Tally how many lines of these entries hold the string "gmsv". Return the number alone.
+===+
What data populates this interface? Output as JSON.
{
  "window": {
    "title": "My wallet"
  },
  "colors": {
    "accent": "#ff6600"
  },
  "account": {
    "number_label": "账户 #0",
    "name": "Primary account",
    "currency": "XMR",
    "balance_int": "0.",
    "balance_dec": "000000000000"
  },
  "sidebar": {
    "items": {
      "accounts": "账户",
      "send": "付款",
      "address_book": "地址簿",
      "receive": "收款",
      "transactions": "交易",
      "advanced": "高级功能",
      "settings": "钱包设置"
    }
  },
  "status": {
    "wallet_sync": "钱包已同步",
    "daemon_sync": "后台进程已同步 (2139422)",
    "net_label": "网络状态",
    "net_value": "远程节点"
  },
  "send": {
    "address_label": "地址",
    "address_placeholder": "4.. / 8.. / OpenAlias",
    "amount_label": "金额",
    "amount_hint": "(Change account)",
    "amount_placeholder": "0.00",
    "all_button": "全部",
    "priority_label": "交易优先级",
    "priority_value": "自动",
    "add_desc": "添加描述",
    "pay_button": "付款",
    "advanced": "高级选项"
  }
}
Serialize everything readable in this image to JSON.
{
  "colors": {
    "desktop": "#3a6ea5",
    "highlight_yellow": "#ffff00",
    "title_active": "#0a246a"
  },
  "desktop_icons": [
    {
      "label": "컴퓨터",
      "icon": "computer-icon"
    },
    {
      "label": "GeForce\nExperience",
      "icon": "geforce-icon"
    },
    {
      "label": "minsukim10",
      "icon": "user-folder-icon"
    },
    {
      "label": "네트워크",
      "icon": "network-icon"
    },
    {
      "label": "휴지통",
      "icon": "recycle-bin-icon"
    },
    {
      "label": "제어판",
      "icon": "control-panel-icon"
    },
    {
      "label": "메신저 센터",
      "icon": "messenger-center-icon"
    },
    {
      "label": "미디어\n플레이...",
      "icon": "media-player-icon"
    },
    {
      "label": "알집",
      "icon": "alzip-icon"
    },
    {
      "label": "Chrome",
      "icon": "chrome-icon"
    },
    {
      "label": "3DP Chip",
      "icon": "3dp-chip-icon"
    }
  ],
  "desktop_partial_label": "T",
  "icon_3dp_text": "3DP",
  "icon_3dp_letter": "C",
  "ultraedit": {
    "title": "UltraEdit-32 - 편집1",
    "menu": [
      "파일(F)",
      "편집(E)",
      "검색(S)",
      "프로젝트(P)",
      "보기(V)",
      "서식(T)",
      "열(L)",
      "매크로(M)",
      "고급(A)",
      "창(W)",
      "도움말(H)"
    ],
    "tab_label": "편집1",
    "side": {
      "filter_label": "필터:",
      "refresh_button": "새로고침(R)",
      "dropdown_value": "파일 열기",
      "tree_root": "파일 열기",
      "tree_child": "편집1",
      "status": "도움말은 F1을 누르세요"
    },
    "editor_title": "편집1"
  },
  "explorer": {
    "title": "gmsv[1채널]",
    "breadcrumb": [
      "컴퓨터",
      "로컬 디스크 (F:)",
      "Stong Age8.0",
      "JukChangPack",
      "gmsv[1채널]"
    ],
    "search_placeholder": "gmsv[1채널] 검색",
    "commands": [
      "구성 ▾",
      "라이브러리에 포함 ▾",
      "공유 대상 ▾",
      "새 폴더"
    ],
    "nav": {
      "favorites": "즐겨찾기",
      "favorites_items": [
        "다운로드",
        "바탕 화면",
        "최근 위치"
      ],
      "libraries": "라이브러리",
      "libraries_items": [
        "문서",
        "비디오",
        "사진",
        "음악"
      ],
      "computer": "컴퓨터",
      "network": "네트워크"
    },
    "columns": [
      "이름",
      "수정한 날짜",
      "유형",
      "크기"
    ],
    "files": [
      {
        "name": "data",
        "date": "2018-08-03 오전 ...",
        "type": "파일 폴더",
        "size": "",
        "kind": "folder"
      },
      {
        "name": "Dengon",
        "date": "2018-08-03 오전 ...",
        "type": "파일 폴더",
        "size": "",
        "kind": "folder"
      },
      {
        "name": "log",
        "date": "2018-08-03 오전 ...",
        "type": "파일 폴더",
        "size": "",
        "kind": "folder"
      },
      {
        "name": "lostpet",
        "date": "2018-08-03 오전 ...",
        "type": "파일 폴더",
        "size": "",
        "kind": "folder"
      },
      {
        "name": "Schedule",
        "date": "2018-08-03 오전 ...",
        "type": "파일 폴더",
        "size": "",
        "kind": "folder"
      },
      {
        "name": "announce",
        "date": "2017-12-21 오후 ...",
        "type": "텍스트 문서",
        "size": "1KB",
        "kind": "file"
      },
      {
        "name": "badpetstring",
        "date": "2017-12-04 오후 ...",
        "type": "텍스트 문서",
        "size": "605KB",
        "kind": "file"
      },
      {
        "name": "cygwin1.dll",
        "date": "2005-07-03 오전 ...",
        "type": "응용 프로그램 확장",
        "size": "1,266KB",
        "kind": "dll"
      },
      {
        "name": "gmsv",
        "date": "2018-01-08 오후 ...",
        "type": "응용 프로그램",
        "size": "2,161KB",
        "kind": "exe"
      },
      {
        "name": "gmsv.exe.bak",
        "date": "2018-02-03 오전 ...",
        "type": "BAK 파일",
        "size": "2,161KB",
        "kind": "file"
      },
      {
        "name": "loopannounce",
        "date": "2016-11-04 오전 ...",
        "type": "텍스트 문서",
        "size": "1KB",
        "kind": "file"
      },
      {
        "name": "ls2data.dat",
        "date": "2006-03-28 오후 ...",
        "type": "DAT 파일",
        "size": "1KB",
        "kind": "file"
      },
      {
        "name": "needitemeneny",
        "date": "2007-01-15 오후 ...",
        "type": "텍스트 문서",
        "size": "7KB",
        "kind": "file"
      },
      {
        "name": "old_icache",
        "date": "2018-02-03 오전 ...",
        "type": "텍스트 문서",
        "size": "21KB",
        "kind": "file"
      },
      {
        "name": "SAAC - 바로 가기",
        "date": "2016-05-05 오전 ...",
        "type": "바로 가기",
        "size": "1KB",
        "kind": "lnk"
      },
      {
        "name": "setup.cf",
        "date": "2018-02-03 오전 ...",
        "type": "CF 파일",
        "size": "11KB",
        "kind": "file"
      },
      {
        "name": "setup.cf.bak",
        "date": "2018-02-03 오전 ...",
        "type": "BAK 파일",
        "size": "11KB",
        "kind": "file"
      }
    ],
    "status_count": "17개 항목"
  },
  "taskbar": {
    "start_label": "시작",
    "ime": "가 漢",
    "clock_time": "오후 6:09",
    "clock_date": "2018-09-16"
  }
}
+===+
◆ ANSWER BOX ◆
5